Wilmington News Journal reports that the expenditures can get as high as $13-thousand or the equivalent of an extra day of work.

But city officials say providing overtime is easier and more efficient than hiring an extra person part-time.

Sharon Lynn, city manager of Rehoboth Beach, told the Delmarva Media Group that it means a quicker response and a quicker process than hiring someone.

Don Rush

WILMINGTON, Del. (AP) - Gov. Jack Markell is proposing a new service fee on Delaware households to pay for a plan to clean up Delaware's waterways.

Administration officials say the fee, which will be indexed to inflation and collected through county property taxes, would generate about $30 million annually.

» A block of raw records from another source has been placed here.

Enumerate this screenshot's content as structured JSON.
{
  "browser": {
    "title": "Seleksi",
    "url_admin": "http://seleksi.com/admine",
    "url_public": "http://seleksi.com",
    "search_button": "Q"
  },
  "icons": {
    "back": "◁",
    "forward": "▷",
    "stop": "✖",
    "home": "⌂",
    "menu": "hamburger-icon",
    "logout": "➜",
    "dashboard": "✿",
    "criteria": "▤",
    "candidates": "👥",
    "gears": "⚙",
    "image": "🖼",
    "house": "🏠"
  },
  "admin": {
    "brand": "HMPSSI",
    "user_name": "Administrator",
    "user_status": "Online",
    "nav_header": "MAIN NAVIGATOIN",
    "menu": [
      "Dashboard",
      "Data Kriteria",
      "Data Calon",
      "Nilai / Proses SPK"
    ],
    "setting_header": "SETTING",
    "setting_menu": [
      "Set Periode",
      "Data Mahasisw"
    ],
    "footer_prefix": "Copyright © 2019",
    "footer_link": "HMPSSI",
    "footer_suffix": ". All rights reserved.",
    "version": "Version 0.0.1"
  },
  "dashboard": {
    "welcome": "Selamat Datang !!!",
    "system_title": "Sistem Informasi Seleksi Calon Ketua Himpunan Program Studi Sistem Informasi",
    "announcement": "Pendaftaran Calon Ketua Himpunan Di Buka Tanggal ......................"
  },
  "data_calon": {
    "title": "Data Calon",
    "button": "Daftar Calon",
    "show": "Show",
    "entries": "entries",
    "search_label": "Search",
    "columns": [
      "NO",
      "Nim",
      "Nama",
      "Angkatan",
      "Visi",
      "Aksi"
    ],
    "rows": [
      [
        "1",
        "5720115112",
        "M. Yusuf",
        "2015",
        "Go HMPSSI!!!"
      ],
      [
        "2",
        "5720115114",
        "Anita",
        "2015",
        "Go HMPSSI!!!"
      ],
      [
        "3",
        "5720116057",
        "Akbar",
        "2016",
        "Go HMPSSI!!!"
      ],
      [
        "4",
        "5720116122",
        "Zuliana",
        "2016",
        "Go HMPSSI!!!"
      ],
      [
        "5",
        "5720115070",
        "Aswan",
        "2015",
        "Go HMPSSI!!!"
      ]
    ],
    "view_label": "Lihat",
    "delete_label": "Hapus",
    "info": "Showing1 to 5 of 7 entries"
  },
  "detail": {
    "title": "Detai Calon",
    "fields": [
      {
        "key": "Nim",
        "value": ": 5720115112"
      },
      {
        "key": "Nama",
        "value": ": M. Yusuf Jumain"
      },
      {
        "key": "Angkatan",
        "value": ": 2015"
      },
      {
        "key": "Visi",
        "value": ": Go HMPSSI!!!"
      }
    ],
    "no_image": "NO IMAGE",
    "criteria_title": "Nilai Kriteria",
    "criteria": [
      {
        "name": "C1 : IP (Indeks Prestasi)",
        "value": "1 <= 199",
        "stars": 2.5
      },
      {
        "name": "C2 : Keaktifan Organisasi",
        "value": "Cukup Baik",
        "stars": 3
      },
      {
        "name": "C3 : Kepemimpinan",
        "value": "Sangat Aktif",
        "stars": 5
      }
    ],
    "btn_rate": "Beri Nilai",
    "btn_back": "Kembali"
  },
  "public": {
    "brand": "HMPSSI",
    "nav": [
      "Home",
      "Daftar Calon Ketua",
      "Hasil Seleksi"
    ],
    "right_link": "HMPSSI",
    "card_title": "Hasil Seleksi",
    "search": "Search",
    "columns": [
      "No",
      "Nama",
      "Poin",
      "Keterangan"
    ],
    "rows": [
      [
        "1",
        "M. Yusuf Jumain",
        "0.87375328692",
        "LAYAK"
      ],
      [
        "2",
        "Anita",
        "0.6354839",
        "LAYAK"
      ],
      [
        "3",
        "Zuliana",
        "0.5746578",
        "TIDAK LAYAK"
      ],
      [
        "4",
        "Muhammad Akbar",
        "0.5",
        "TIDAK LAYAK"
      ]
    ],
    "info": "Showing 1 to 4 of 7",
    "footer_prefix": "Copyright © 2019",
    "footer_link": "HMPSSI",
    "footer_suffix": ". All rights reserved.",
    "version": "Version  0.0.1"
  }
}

Markell noted in his State of the State address in January that Delaware's rivers, lakes and bays are so polluted that residents are advised not to swim in them or eat fish from them.

Under a deal negotiated with Honeywell International a Wilmington City Council panel moved to approve a $35 million plan for a landfill-gas-fueled plant that would generate power and dry sludge at the city’s regional wastewater plant.

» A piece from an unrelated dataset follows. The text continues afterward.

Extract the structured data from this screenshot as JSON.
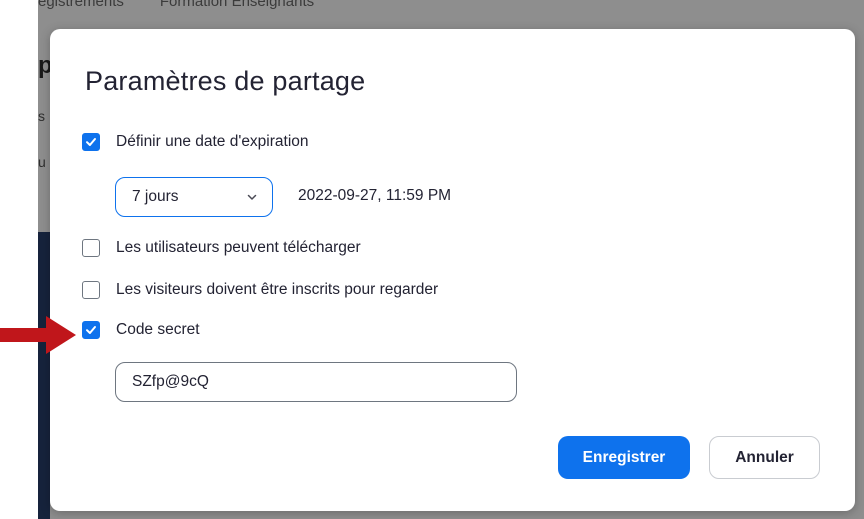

The full council is expected to vote as early as Thursday on the plan for the 20-year construction and operation agreement with the company.

The Wilmington News Journal reports that Honeywell projected that the new operation would save Wilmington a total of $16.7 million by 2034.

 

      REHOBOTH BEACH, Del. (AP) - Some farmers and environmentalists are opposing Rehoboth Beach's plan to channel treated wastewater through a pipeline offshore in the Atlantic Ocean.

     The News Journal of Wilmington reports that the Board of Commissioners hasbeen seeking an alternative to the current procedure, which deposits effluent into the Lewes & Rehoboth Canal. They requested a $25 million loan from the state Department of Natural Resources and Environmental Control to find it.

 

             Dumping treated-wastewater from Rehoboth Beach into the ocean is the safest way to dispose of it.

            That’s the conclusion of a draft environmental study by GHD Inc that will be used by Delaware’s Water Pollution Control Revolving Fund to build the proposed outfall.

            A public hearing has been set for April 10th at Rehoboth’s Convention Hall.

            Chris Bason, executive director of the Center for the Inland Bays, told the Wilmington News Journal…that he has not had a chance to read the report.